When it comes to the cooler months, I look forward to a slower schedule and more time on the weekends to be with My Family. This weekend was a nice long one since it was Thanksgiving and we had more time than usual to spend together.
Today, we went for a hike and spent 2 hours wandering through the trails. It was a really nice way to enjoy such beautiful weather in November! It also made me feel a little less guilty about having 2 Thanksgiving celebrations- one with family and one with some blogger friends, Cate, Joanne and Sarah. I'll share a bit more about that later this week.
Extra time with family is something I look forward to because life seems to get so busy, even when you don't think you have that much going on. When I received a copy of All About Roasting: A New Approach to a Classic Art, I was thrilled. Putting dinner into the oven after a little time prepping it, means more time to snuggle with my boys!
A book filled with detailed instructions on the how AND why to do certain things before you begin putting your meal together. There are photos of how to butterfly a chicken, carve a turkey and a host of other preparations.
Molly Stevens doesn't just give you a recipe and send you on your way. She tells you what to look for when purchasing your protein, whether it is beef, chicken or pork.
Rather than just tell you to salt your chicken a full day before roasting, she tells you why and also tells you that if you don't have that kind of time how to calculate the amount of salt for a shorter period of time.
To test out this cookbook, I chose to make a simple roast chicken. This is not something new to me as I have done it dozens of times. This method, however, was new to me. I don't plan too far ahead, so salting my chicken more than a couple of hours before roasting just wasn't going to happen.
Rather than share the full recipe, because the book is so beautiful and is a must have, I am going to share the basic method.
Pat the chicken dry with paper towels, inside and out. Then coat with Kosher salt, all over - even inside the cavity. Let it sit for 1-2 hours before you want to begin roasting.
The thing that I think really made this chicken hard to resist was the compound butter that was rubbed all over. I took about a 1/2 stick of butter and let it get to room temperature. Then, I added chopped sage and rosemary to it. That mixture is then rubbed on top and under the skin of the chicken, and inside the cavity.
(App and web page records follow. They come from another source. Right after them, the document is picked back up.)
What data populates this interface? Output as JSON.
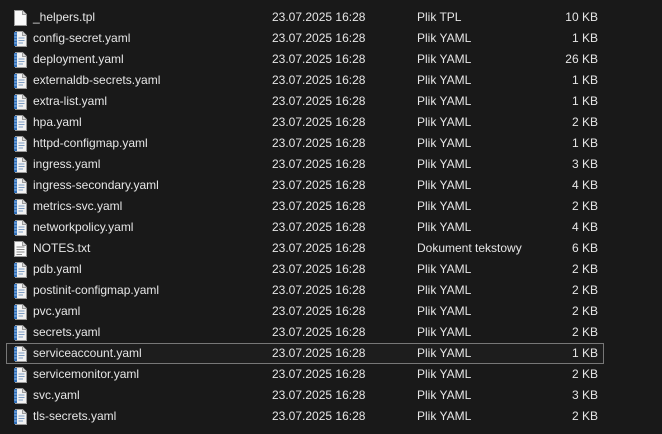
{
  "files": [
    {
      "name": "_helpers.tpl",
      "date": "23.07.2025 16:28",
      "type": "Plik TPL",
      "size": "10 KB",
      "icon": "plain-file-icon"
    },
    {
      "name": "config-secret.yaml",
      "date": "23.07.2025 16:28",
      "type": "Plik YAML",
      "size": "1 KB",
      "icon": "yaml-file-icon"
    },
    {
      "name": "deployment.yaml",
      "date": "23.07.2025 16:28",
      "type": "Plik YAML",
      "size": "26 KB",
      "icon": "yaml-file-icon"
    },
    {
      "name": "externaldb-secrets.yaml",
      "date": "23.07.2025 16:28",
      "type": "Plik YAML",
      "size": "1 KB",
      "icon": "yaml-file-icon"
    },
    {
      "name": "extra-list.yaml",
      "date": "23.07.2025 16:28",
      "type": "Plik YAML",
      "size": "1 KB",
      "icon": "yaml-file-icon"
    },
    {
      "name": "hpa.yaml",
      "date": "23.07.2025 16:28",
      "type": "Plik YAML",
      "size": "2 KB",
      "icon": "yaml-file-icon"
    },
    {
      "name": "httpd-configmap.yaml",
      "date": "23.07.2025 16:28",
      "type": "Plik YAML",
      "size": "1 KB",
      "icon": "yaml-file-icon"
    },
    {
      "name": "ingress.yaml",
      "date": "23.07.2025 16:28",
      "type": "Plik YAML",
      "size": "3 KB",
      "icon": "yaml-file-icon"
    },
    {
      "name": "ingress-secondary.yaml",
      "date": "23.07.2025 16:28",
      "type": "Plik YAML",
      "size": "4 KB",
      "icon": "yaml-file-icon"
    },
    {
      "name": "metrics-svc.yaml",
      "date": "23.07.2025 16:28",
      "type": "Plik YAML",
      "size": "2 KB",
      "icon": "yaml-file-icon"
    },
    {
      "name": "networkpolicy.yaml",
      "date": "23.07.2025 16:28",
      "type": "Plik YAML",
      "size": "4 KB",
      "icon": "yaml-file-icon"
    },
    {
      "name": "NOTES.txt",
      "date": "23.07.2025 16:28",
      "type": "Dokument tekstowy",
      "size": "6 KB",
      "icon": "text-file-icon"
    },
    {
      "name": "pdb.yaml",
      "date": "23.07.2025 16:28",
      "type": "Plik YAML",
      "size": "2 KB",
      "icon": "yaml-file-icon"
    },
    {
      "name": "postinit-configmap.yaml",
      "date": "23.07.2025 16:28",
      "type": "Plik YAML",
      "size": "2 KB",
      "icon": "yaml-file-icon"
    },
    {
      "name": "pvc.yaml",
      "date": "23.07.2025 16:28",
      "type": "Plik YAML",
      "size": "2 KB",
      "icon": "yaml-file-icon"
    },
    {
      "name": "secrets.yaml",
      "date": "23.07.2025 16:28",
      "type": "Plik YAML",
      "size": "2 KB",
      "icon": "yaml-file-icon"
    },
    {
      "name": "serviceaccount.yaml",
      "date": "23.07.2025 16:28",
      "type": "Plik YAML",
      "size": "1 KB",
      "icon": "yaml-file-icon",
      "selected": true
    },
    {
      "name": "servicemonitor.yaml",
      "date": "23.07.2025 16:28",
      "type": "Plik YAML",
      "size": "2 KB",
      "icon": "yaml-file-icon"
    },
    {
      "name": "svc.yaml",
      "date": "23.07.2025 16:28",
      "type": "Plik YAML",
      "size": "3 KB",
      "icon": "yaml-file-icon"
    },
    {
      "name": "tls-secrets.yaml",
      "date": "23.07.2025 16:28",
      "type": "Plik YAML",
      "size": "2 KB",
      "icon": "yaml-file-icon"
    }
  ]
}
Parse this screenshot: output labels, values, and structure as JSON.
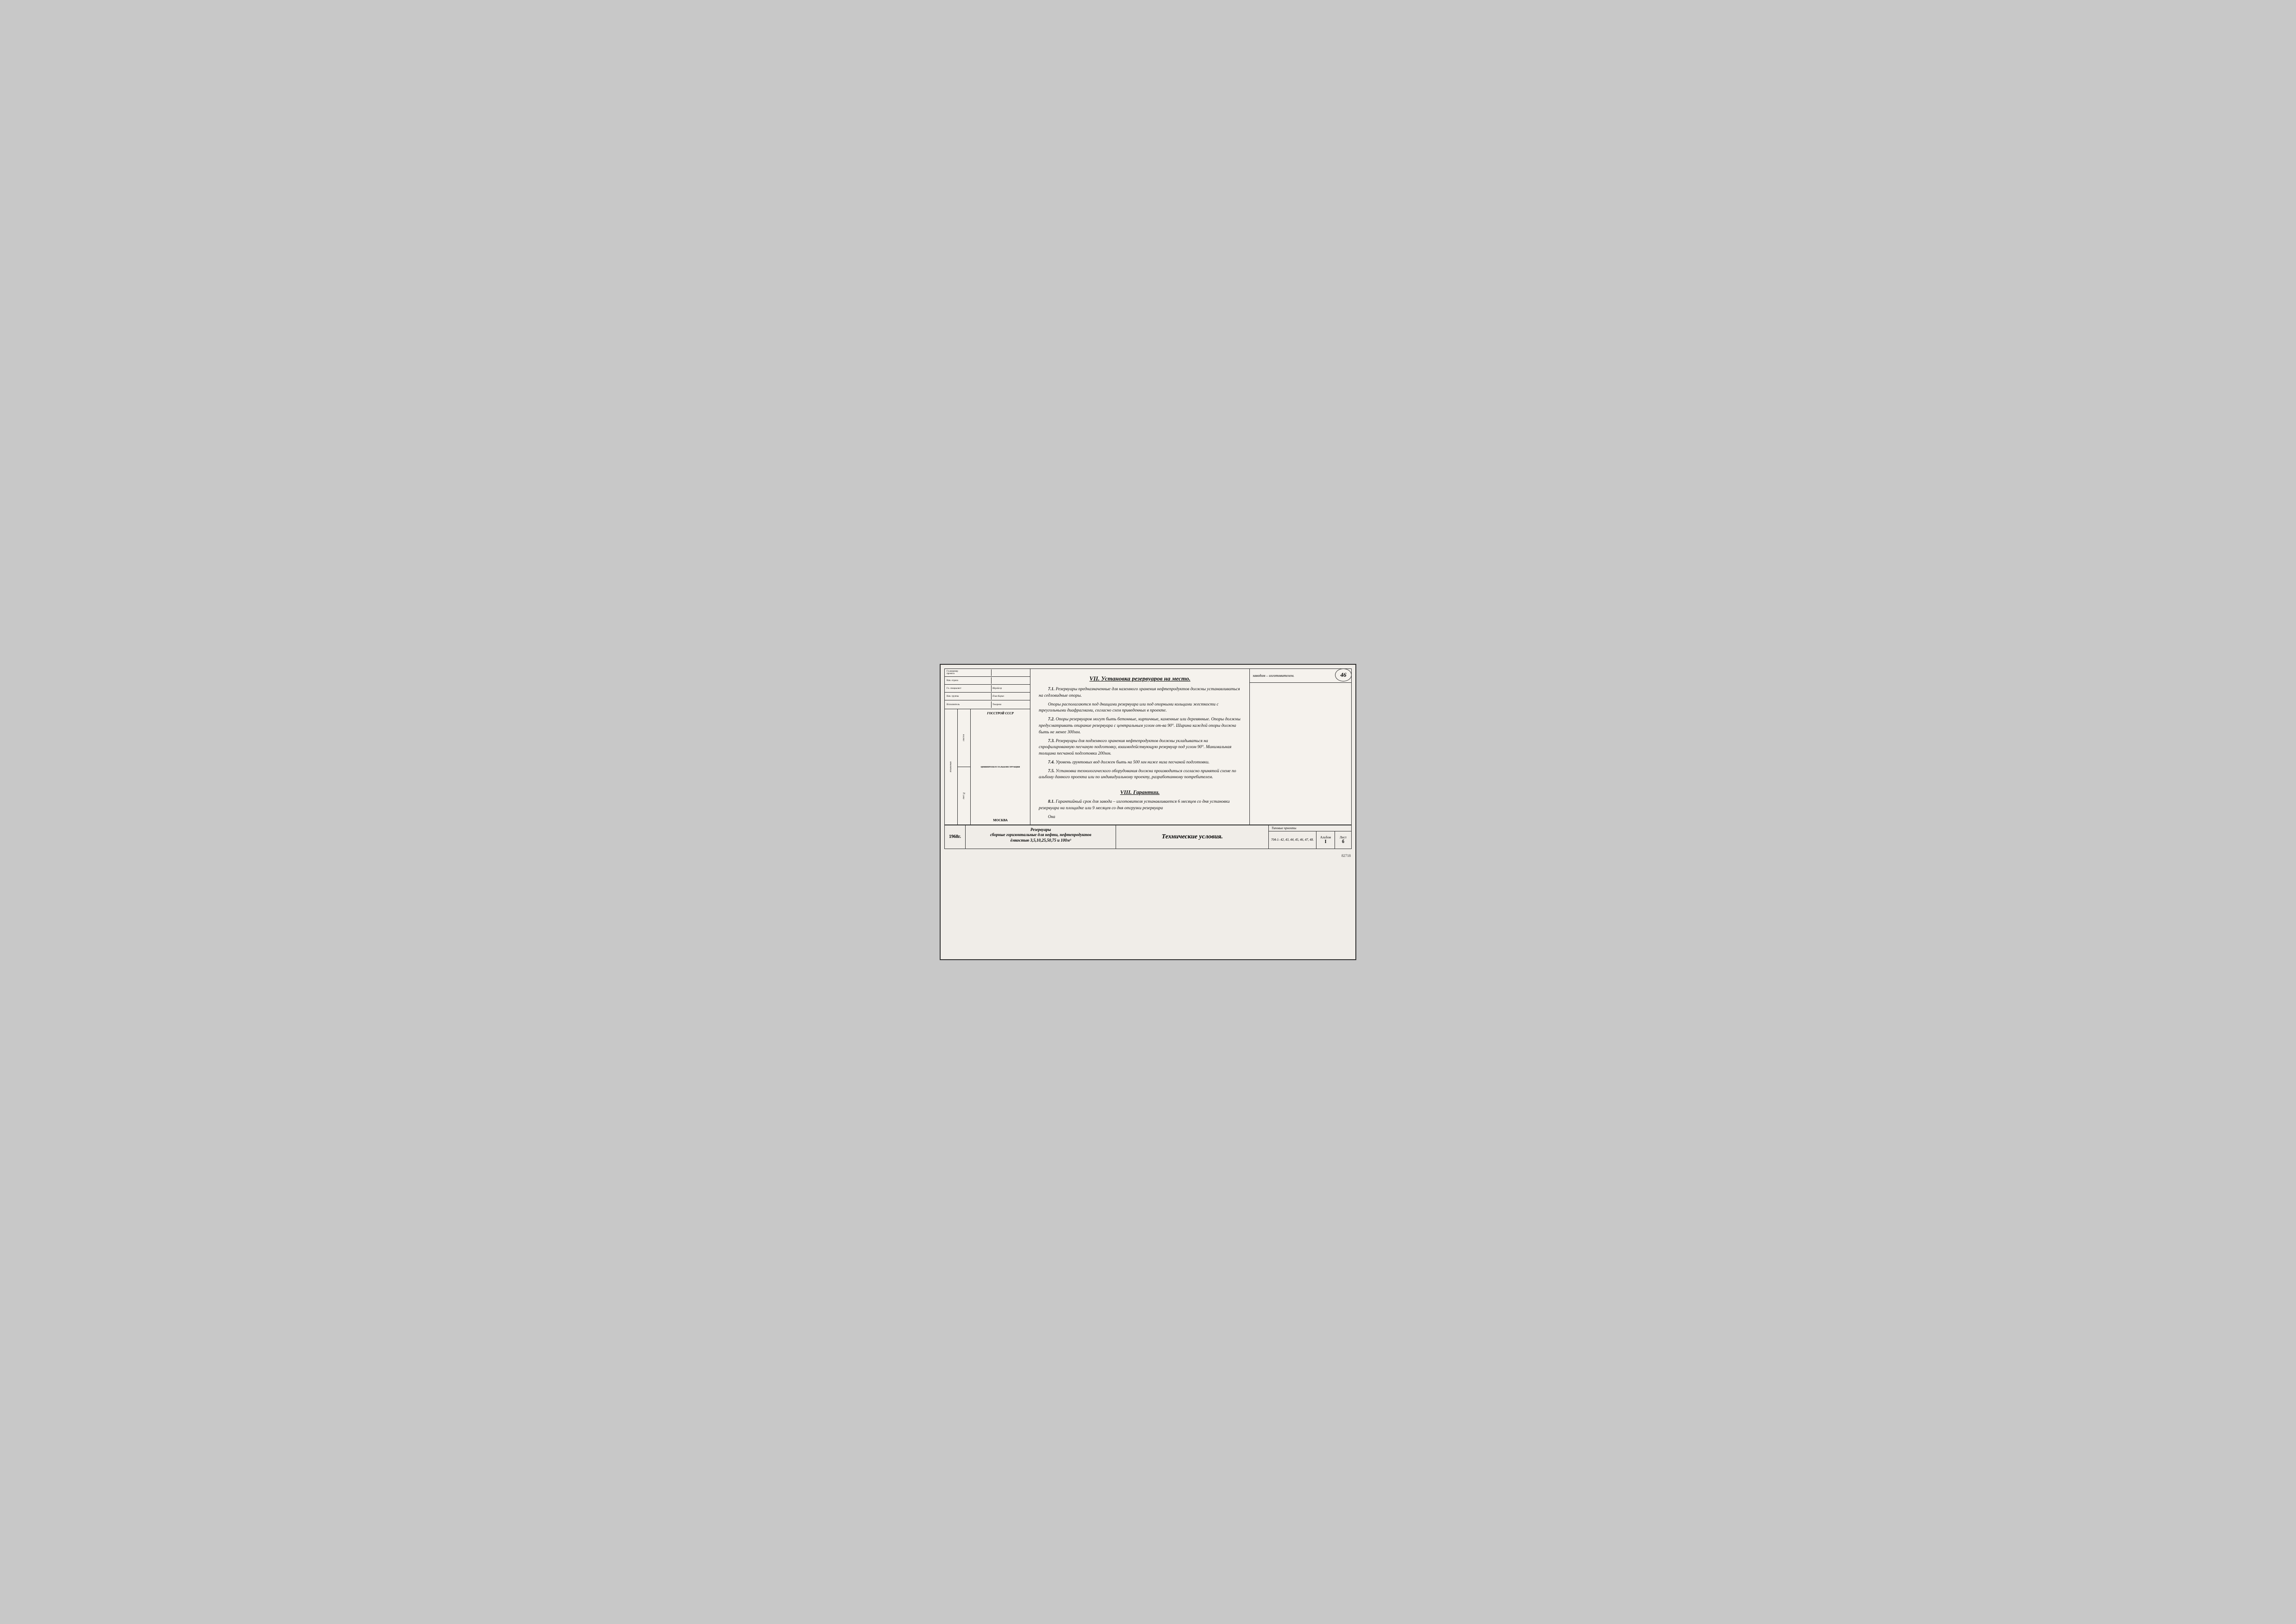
{
  "page": {
    "number": "46",
    "doc_number": "82718",
    "background_color": "#f0ede8"
  },
  "header": {
    "right_text": "заводом – изготовителем."
  },
  "section7": {
    "title": "VII. Установка резервуаров на место.",
    "paragraphs": [
      {
        "num": "7.1.",
        "text": "Резервуары предназначенные для наземного хранения нефтепродуктов должны устанавливаться на седловидные опоры."
      },
      {
        "num": "",
        "text": "Опоры располагаются под днищами резервуара или под опорными кольцами жесткости с треугольными диафрагмами, согласно схем приведенных в проекте."
      },
      {
        "num": "7.2.",
        "text": "Опоры резервуаров могут быть бетонные, кирпичные, каменные или деревянные. Опоры должны предусматривать опирание резервуара с центральным углом от-ва 90°. Ширина каждой опоры должна быть не менее 300мм."
      },
      {
        "num": "7.3.",
        "text": "Резервуары для подземного хранения нефтепродуктов должны укладываться на спрофилированную песчаную подготовку, взаимодействующую резервуар под углом 90°. Минимальная толщина песчаной подготовки 200мм."
      },
      {
        "num": "7.4.",
        "text": "Уровень грунтовых вод должен быть на 500 мм ниже низа песчаной подготовки."
      },
      {
        "num": "7.5.",
        "text": "Установка технологического оборудования должна производиться согласно принятой схеме по альбому данного проекта или по индивидуальному проекту, разработанному потребителем."
      }
    ]
  },
  "section8": {
    "title": "VIII. Гарантии.",
    "paragraphs": [
      {
        "num": "8.1.",
        "text": "Гарантийный срок для завода – изготовителя устанавливается 6 месяцев со дня установки резервуара на площадке или 9 месяцев со дня отгрузки резервуара"
      }
    ]
  },
  "footer": {
    "year": "1968г.",
    "title_line1": "Резервуары",
    "title_line2": "сборные горизонтальные для нефти, нефтепродуктов",
    "title_line3": "ёмкостью 3,5,10,25,50,75 и 100м³",
    "main_label": "Технические условия.",
    "standards": "704-1- 42, 43, 44, 45, 46, 47, 48.",
    "standards_prefix": "Типовые проекты",
    "album_label": "Альбом",
    "album_value": "I",
    "sheet_label": "Лист",
    "sheet_value": "б"
  },
  "sidebar": {
    "ussr": "ГОССТРОЙ СССР",
    "org": "ЦНИИПРОЕКТСТАЛЬКОНСТРУКЦИЯ",
    "city": "МОСКВА",
    "rows": [
      {
        "label": "Гл.инженер проекта",
        "value": ""
      },
      {
        "label": "Нач. отдела",
        "value": ""
      },
      {
        "label": "Гл. специалист",
        "value": ""
      },
      {
        "label": "Нач. группы",
        "value": ""
      },
      {
        "label": "Исполнитель",
        "value": ""
      }
    ]
  },
  "ona": {
    "text": "Она"
  }
}
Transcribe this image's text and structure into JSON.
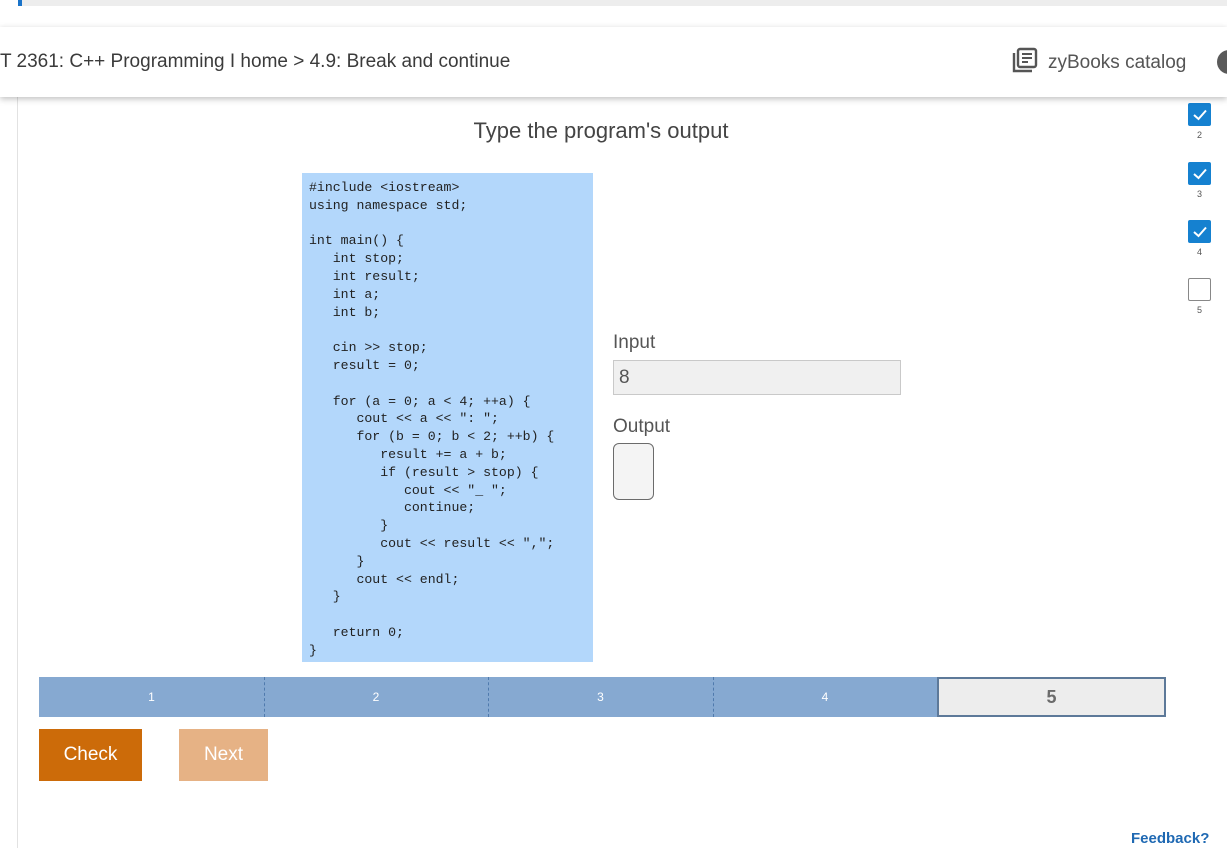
{
  "header": {
    "breadcrumb": "T 2361: C++ Programming I home > 4.9: Break and continue",
    "catalog_label": "zyBooks catalog"
  },
  "activity": {
    "title": "Type the program's output",
    "code_lines": [
      "#include <iostream>",
      "using namespace std;",
      "",
      "int main() {",
      "   int stop;",
      "   int result;",
      "   int a;",
      "   int b;",
      "",
      "   cin >> stop;",
      "   result = 0;",
      "",
      "   for (a = 0; a < 4; ++a) {",
      "      cout << a << \": \";",
      "      for (b = 0; b < 2; ++b) {",
      "         result += a + b;",
      "         if (result > stop) {",
      "            cout << \"_ \";",
      "            continue;",
      "         }",
      "         cout << result << \",\";",
      "      }",
      "      cout << endl;",
      "   }",
      "",
      "   return 0;",
      "}"
    ],
    "input_label": "Input",
    "input_value": "8",
    "output_label": "Output",
    "output_value": ""
  },
  "progress": {
    "segments": [
      "1",
      "2",
      "3",
      "4",
      "5"
    ],
    "current": "5"
  },
  "buttons": {
    "check": "Check",
    "next": "Next"
  },
  "levels": [
    {
      "label": "2",
      "done": true
    },
    {
      "label": "3",
      "done": true
    },
    {
      "label": "4",
      "done": true
    },
    {
      "label": "5",
      "done": false
    }
  ],
  "feedback": "Feedback?",
  "colors": {
    "code_bg": "#b3d7fb",
    "check_btn": "#cc6b09",
    "next_btn": "#e6b285",
    "progress_done": "#86a9d1",
    "level_done": "#1581d0"
  }
}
No, this is not for anyone who is watching their cholesterol too closely, but if you aren't I have to tell you that the skin gets so crispy that you will be nibbling on it while carving the bird!
All About Roasting: A New Approach to a Classic Art has recipes that range from roasted vegetables to the main course to dessert. I've got quite a few marked to try soon such as: Roasted Parsnips with Bacon and Rosemary, Panko Crusted Roast Cod Fillets with Horseradish and Dill and High-Heat Roasted Whole Beef Tenderloin. Some are quick roasting techniques, while others roast slow and easy while you go off to enjoy some extra time with your family.
Please note that all photos and content belong to Patsy Kreitman, unless otherwise noted. If you want to use something please ask first.